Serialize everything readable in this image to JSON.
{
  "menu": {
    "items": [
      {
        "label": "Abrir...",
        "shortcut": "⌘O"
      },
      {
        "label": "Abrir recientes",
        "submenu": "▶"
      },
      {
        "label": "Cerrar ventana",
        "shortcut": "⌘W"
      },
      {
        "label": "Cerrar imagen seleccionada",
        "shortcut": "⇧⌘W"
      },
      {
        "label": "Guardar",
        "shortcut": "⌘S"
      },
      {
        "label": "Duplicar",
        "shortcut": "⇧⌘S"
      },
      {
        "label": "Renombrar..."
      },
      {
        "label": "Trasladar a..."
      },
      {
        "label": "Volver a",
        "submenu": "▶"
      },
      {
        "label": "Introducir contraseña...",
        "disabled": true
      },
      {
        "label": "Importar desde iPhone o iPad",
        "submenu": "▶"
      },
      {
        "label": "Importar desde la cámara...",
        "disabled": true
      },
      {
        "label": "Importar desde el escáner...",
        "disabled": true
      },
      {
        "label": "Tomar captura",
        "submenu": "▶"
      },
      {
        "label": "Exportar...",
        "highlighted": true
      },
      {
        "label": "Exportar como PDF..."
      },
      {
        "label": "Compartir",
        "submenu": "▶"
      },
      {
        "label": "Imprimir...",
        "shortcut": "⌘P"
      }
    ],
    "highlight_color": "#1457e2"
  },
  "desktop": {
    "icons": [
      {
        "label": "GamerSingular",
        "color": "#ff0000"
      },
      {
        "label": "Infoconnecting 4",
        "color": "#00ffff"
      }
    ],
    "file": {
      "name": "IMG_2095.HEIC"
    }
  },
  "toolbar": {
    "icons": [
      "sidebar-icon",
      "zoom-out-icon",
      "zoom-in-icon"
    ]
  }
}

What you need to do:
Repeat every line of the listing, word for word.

Task solution:
Serialize everything readable in this image to JSON.
{
  "menu": {
    "items": [
      {
        "label": "Abrir...",
        "shortcut": "⌘O"
      },
      {
        "label": "Abrir recientes",
        "submenu": "▶"
      },
      {
        "label": "Cerrar ventana",
        "shortcut": "⌘W"
      },
      {
        "label": "Cerrar imagen seleccionada",
        "shortcut": "⇧⌘W"
      },
      {
        "label": "Guardar",
        "shortcut": "⌘S"
      },
      {
        "label": "Duplicar",
        "shortcut": "⇧⌘S"
      },
      {
        "label": "Renombrar..."
      },
      {
        "label": "Trasladar a..."
      },
      {
        "label": "Volver a",
        "submenu": "▶"
      },
      {
        "label": "Introducir contraseña...",
        "disabled": true
      },
      {
        "label": "Importar desde iPhone o iPad",
        "submenu": "▶"
      },
      {
        "label": "Importar desde la cámara...",
        "disabled": true
      },
      {
        "label": "Importar desde el escáner...",
        "disabled": true
      },
      {
        "label": "Tomar captura",
        "submenu": "▶"
      },
      {
        "label": "Exportar...",
        "highlighted": true
      },
      {
        "label": "Exportar como PDF..."
      },
      {
        "label": "Compartir",
        "submenu": "▶"
      },
      {
        "label": "Imprimir...",
        "shortcut": "⌘P"
      }
    ],
    "highlight_color": "#1457e2"
  },
  "desktop": {
    "icons": [
      {
        "label": "GamerSingular",
        "color": "#ff0000"
      },
      {
        "label": "Infoconnecting 4",
        "color": "#00ffff"
      }
    ],
    "file": {
      "name": "IMG_2095.HEIC"
    }
  },
  "toolbar": {
    "icons": [
      "sidebar-icon",
      "zoom-out-icon",
      "zoom-in-icon"
    ]
  }
}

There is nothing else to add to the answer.